Regulators and investigators must now add remuneration committees to the list of procedures requiring scrutiny. These are currently made up of board directors cosily deciding on each others’ pay packages. Although shareholders have the option of rejecting these decisions, the checks on these committees are far too light.
Chancellor may offer help for crowdfunding
NEW statistics have shown that £1,700 is being raised every hour through crowdfunding and that 2,600 projects have been backed since the beginning of the year – 45 a day.
Crowdfunding is certainly coming of age and is now being treated as a mainstream source of finance, not least because of the squeeze on lending by the banks.
Turning to friends and family has always been a pool to fish in for start-up companies, and crowdfunding is a similar idea on a bigger scale. Often the investors are known supporters of a particular enterprise, such as beer afficionados backing a new brewery, but in the main they are individuals combing lists of “the next big thing” in search of a good return.

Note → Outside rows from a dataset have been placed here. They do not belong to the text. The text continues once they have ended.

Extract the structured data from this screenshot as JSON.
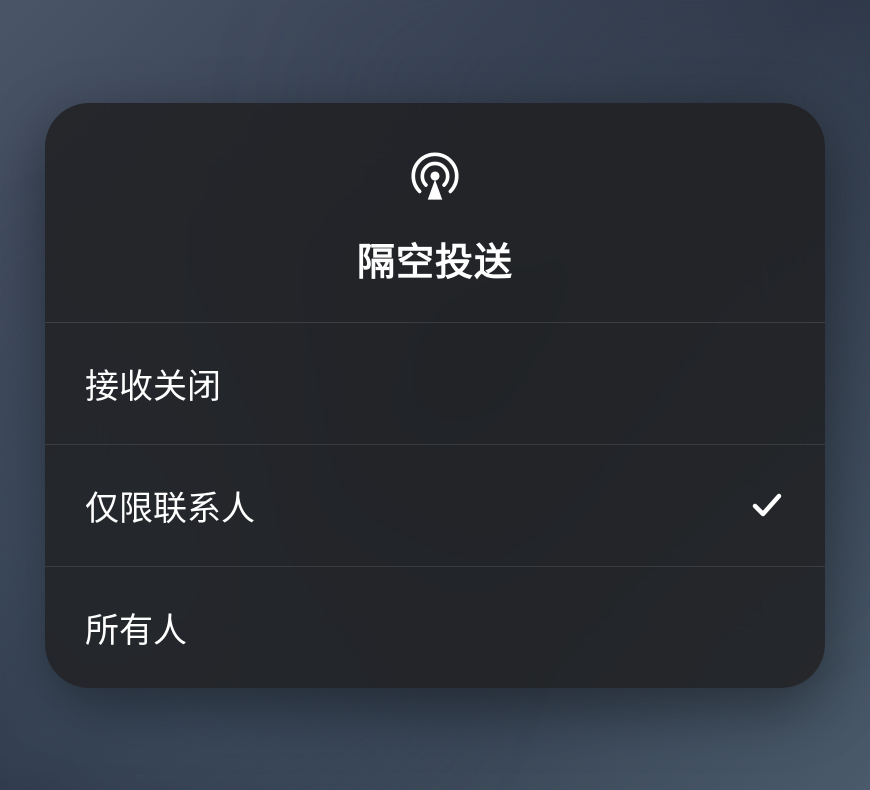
{
  "panel": {
    "title": "隔空投送",
    "iconName": "airdrop-icon"
  },
  "options": [
    {
      "label": "接收关闭",
      "selected": false
    },
    {
      "label": "仅限联系人",
      "selected": true
    },
    {
      "label": "所有人",
      "selected": false
    }
  ]
}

Some will see one – though in reality only one in ten start-ups is likely to make a profit for its investors, so this is a gamble which the amateur investor should treat with caution unless he or she simply wants to provide money to support a business idea.
However, the risks involved, together with the growth of the crowdfunding phenomenon generally, have prompted the authorities to take a close look at how it should be regulated. The Financial Conduct Authority will next month propose some rules to protect investors. These are likely to involve some restrictions on who can buy, how much anyone can invest and how crowdfunding websites promote themselves.
The regulators need to strike a balance between preventing another financial crisis and imposing too much regulation, which would stifle risk and cut off a vital supply of funds. With bank lending still tight it would be no surprise to see measures in the Budget to encourage the so-called alternative finance market.